Our annual roundup of the best books of the year with some AMAZING illustrations. See hundreds more here, along with our reviews of each of these books here: http://wapo.st/1O5Sazh
  1. Between the World and Me by Ta-Nehisi Coates
    2bd7200e 885e 464d 8ae7 81aedab31374
    Between the World and Me” is a riveting meditation on the state of race in America that has arrived at a tumultuous moment in America’s history of racial strife.
  2. Black Flags: The Rise of ISIS by Joby Warrick
    06c1a097 d634 4d98 8e58 d55e83ec6144
    In “Black Flags,” Joby Warrick, a Pulitzer Prize-winning reporter at The Washington Post, explains the importance of this gangster and analyzes his continuing influence on the Islamic State long after his death in 2006.
  3. The Book of Aron by Jim Shepard
    3f49f62f d3bb 4d38 8cd2 3c38a3c6e5b4
    Drawing on his imagination and dozens of historical sources, Shepard brings a Warsaw orphanage to life in this remarkable novel about a poor Polish boy and his friendship with the caretaker of the orphans, the pediatrician Janusz Korczak.
  4. Destiny and Power: The American Odyssey of George Herbert Walker Bush by Jon Meacham
    E4a44c3c 2645 4bb3 8c7b d4c377da7fda
    Jon Meacham’s new biography of George H.W. Bush accomplishes a neat trick. It completes the historical and popular rehabilitation of its subject, though it does by affirming, not upending, common perceptions of America’s 41st president.
  5. Fates and Furies by Lauren Groff
    F73dee2a 8592 4d98 8dbf b9cb23289f59
    Spanning decades, oceans and the whole economic scale from indigence to opulence, “Fates and Furies,” which is a finalist for the National Book Award in fiction, holds within its grasp the story of one extraordinary marriage.
  6. Future Crimes: Everything Is Connected, Everyone Is Vulnerable, and What We Can Do About It by Marc Goodman
    E7103dea cd5a 4dd2 9d1c 017772bfa028
    Welcome to the brave new world of criminal technology, where robbers have been replaced by hackers and victims include all of us on the Web. Goodman, a former beat cop who founded the Future Crimes Institute, wrote his book to shed light on the latest in criminal and terrorist tradecraft and to kick off a discussion.
  7. A Little Life by Hanya Yanagihara
    16bafc53 8a14 43ce b06c e1e17e4354b6
    Hanya Yanagihara’s novel, which is a finalist for the National Book Award in fiction, illuminates human suffering pushed to its limits, drawn in extraordinary, eloquent detail. Through her decade-by-decade examination of these people’s lives, Yanagihara draws a deeply realized character study that inspires as much as devastates.
  8. Negroland: A memoir by Margo Jefferson
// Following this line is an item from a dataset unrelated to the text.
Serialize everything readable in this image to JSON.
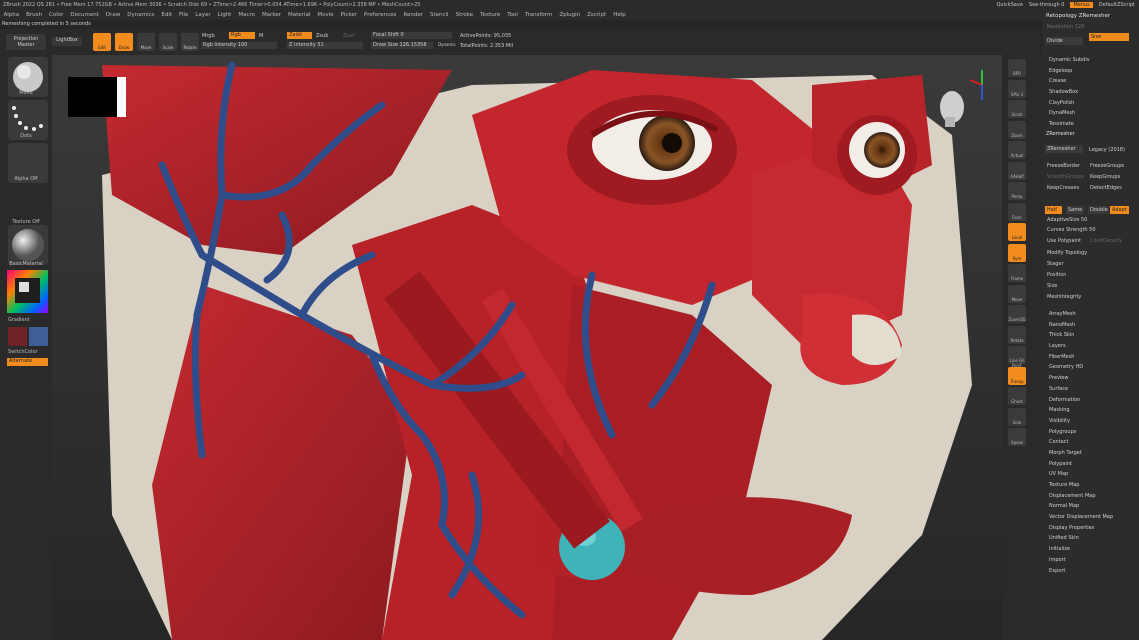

    5327f17d 2a7b 4a8a 8731 007bf921a5b1
    “Negroland is my name for a small region of Negro America where residents were sheltered,” she writes. In Negroland, residents were mindful that being perceived as too successful by whites risked provoking their wrath. So they walked through life proudly but with care, treading cautiously so as never to offend. “Negroland” is not about raw racism or caricatured villains. It is about subtleties and nuances, presumptions and slights that chip away at one’s humanity and take a mental toll.
  9. Purity by Jonathan Franzen
    B7cf12fe d687 489b 8c99 377d5ad31a14
    As he did in “The Corrections” (2001) and “Freedom” (2010), Franzen once again begins with a family, and his ravenous intellect strides the globe, drawing us through a collection of cleverly connected plots infused with major issues of our era.
  10. Welcome to Braggsville by T. Geronimo Johnson
    2c767063 e1fc 45cd bca6 95344a1f1d69
    This shockingly funny story pricks every nerve of the American body politic. Johnson is a master at stripping away our persistent myths and exposing the subterfuge and displacement necessary to keep pretending that a culture built on kidnapping, rape and torture was the apotheosis of gentility and honor. But “Welcome to Braggsville” is not just a broadside against the South; it’s equally irritated with liberalism’s self-righteousness.